*What to work on:*
Gather each line of the entries below that includes "this".

*Records from a data collection:*
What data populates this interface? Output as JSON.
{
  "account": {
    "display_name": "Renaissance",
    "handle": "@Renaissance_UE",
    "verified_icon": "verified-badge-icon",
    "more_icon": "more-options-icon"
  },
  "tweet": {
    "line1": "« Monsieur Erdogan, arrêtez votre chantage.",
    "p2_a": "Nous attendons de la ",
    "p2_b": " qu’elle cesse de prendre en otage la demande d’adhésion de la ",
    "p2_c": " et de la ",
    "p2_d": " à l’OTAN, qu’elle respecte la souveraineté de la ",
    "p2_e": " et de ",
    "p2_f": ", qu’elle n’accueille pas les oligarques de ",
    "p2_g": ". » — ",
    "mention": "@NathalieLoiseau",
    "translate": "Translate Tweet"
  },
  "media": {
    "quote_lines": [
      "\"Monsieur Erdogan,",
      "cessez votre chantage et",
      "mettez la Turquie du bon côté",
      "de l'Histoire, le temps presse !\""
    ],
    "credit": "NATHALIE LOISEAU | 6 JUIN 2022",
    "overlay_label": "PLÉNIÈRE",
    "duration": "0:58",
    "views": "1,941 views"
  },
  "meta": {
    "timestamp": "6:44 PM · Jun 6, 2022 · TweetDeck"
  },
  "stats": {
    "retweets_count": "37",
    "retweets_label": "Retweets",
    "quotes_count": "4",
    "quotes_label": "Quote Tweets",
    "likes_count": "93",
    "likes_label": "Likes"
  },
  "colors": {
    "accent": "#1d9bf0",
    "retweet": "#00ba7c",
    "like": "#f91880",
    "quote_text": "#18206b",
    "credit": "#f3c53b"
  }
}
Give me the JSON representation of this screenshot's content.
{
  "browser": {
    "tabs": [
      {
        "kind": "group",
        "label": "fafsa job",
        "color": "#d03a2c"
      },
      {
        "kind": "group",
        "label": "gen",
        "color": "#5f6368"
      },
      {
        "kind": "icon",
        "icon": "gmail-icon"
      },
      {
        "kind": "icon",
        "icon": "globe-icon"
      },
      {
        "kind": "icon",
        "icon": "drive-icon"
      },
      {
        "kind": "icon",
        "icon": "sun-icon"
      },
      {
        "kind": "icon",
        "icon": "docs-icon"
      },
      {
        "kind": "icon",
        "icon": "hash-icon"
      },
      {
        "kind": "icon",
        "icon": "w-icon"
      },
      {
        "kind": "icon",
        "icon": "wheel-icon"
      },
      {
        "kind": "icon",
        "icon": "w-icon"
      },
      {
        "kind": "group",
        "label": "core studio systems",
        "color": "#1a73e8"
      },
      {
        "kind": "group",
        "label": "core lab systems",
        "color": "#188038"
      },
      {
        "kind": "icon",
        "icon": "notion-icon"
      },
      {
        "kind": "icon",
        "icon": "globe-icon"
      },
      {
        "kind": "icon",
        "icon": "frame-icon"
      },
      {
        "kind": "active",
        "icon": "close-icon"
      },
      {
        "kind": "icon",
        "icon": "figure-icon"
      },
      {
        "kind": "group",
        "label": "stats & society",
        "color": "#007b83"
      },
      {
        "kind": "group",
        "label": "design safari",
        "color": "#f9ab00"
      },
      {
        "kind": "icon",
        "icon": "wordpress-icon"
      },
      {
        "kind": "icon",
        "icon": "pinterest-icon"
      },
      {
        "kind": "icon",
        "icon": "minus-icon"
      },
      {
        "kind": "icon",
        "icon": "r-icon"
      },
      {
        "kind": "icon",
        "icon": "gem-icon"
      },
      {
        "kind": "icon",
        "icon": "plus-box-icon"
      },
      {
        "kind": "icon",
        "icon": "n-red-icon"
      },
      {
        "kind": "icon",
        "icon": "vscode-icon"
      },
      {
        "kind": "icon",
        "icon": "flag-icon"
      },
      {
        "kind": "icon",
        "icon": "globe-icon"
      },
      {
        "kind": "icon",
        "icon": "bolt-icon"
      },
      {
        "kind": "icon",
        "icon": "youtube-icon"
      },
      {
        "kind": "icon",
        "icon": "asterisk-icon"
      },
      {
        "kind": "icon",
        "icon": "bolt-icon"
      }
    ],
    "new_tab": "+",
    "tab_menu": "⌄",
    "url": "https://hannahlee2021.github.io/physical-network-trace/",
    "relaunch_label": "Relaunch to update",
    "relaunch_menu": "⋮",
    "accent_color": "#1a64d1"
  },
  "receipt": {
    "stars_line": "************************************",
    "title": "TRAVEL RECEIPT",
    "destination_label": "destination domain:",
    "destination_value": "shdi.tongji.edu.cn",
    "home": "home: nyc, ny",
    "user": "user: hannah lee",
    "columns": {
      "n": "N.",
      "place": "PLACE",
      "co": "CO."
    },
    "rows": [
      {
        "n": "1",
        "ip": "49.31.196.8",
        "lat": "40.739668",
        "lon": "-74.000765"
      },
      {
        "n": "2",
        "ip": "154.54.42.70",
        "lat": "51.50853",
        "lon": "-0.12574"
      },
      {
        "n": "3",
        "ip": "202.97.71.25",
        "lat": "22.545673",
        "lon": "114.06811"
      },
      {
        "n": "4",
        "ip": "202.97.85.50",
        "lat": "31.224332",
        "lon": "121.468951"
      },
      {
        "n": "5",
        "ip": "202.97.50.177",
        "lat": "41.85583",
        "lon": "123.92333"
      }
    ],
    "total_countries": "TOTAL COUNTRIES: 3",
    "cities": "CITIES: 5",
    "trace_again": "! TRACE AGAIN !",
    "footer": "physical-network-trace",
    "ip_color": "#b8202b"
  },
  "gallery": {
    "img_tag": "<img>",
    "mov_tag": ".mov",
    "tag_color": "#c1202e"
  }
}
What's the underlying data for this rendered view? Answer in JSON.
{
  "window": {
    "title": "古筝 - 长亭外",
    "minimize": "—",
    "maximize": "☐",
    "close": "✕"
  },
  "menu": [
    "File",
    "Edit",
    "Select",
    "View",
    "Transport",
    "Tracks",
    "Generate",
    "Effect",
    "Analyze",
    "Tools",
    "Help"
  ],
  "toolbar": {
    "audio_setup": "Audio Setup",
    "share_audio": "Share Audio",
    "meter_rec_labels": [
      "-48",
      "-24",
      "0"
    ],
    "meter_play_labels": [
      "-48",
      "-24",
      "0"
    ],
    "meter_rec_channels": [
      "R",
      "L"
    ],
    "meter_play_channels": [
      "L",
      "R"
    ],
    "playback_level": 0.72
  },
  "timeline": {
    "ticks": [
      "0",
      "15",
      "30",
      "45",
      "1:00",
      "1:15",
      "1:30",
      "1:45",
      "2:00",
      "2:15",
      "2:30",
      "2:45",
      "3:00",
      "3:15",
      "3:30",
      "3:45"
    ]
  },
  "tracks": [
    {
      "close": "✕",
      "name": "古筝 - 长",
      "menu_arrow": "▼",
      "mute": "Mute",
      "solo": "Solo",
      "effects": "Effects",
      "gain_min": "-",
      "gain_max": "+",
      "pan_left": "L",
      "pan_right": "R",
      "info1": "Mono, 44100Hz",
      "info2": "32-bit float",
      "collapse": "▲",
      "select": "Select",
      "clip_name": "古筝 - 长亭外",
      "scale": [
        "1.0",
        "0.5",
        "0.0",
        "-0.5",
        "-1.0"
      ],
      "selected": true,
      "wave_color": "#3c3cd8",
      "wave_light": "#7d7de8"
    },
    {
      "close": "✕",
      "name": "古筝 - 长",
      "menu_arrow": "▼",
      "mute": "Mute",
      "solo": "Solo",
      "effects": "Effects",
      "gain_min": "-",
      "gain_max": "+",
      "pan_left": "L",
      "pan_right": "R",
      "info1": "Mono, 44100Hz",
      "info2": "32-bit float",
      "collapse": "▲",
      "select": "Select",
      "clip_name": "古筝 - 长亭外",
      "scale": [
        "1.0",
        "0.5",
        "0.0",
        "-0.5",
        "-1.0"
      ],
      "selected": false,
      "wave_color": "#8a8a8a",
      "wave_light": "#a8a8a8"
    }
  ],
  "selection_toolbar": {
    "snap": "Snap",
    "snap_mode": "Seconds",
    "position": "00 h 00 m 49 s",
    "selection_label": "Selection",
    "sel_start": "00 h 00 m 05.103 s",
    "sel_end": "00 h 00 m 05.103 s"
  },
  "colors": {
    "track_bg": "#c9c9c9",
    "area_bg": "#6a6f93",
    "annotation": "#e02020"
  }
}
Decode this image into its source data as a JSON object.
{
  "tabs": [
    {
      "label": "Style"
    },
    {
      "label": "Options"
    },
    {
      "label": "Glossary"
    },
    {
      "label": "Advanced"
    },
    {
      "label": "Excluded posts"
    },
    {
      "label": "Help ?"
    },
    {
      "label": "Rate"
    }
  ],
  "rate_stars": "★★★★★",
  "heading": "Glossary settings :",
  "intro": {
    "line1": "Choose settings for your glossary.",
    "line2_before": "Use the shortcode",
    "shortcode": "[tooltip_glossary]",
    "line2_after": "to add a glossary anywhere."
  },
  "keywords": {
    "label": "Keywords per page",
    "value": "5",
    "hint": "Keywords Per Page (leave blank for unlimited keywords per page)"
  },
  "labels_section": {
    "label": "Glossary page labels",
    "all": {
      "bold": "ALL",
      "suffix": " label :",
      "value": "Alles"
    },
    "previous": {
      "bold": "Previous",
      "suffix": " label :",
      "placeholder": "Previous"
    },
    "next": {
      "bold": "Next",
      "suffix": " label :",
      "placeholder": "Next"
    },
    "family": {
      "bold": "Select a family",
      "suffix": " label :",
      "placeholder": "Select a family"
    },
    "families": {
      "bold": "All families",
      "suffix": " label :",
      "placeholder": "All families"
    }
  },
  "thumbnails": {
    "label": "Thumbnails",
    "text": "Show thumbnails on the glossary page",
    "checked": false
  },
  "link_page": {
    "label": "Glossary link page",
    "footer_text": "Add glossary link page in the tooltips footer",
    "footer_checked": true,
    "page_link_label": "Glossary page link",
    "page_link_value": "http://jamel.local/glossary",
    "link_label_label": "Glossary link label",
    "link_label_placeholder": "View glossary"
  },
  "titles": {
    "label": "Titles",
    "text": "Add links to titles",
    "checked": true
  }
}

*Answer section:*
What data populates this interface? Output as JSON.
Give me the JSON representation of this screenshot's content.
What's the underlying data for this rendered view? Answer in JSON.
Decode this image into its source data as a JSON object.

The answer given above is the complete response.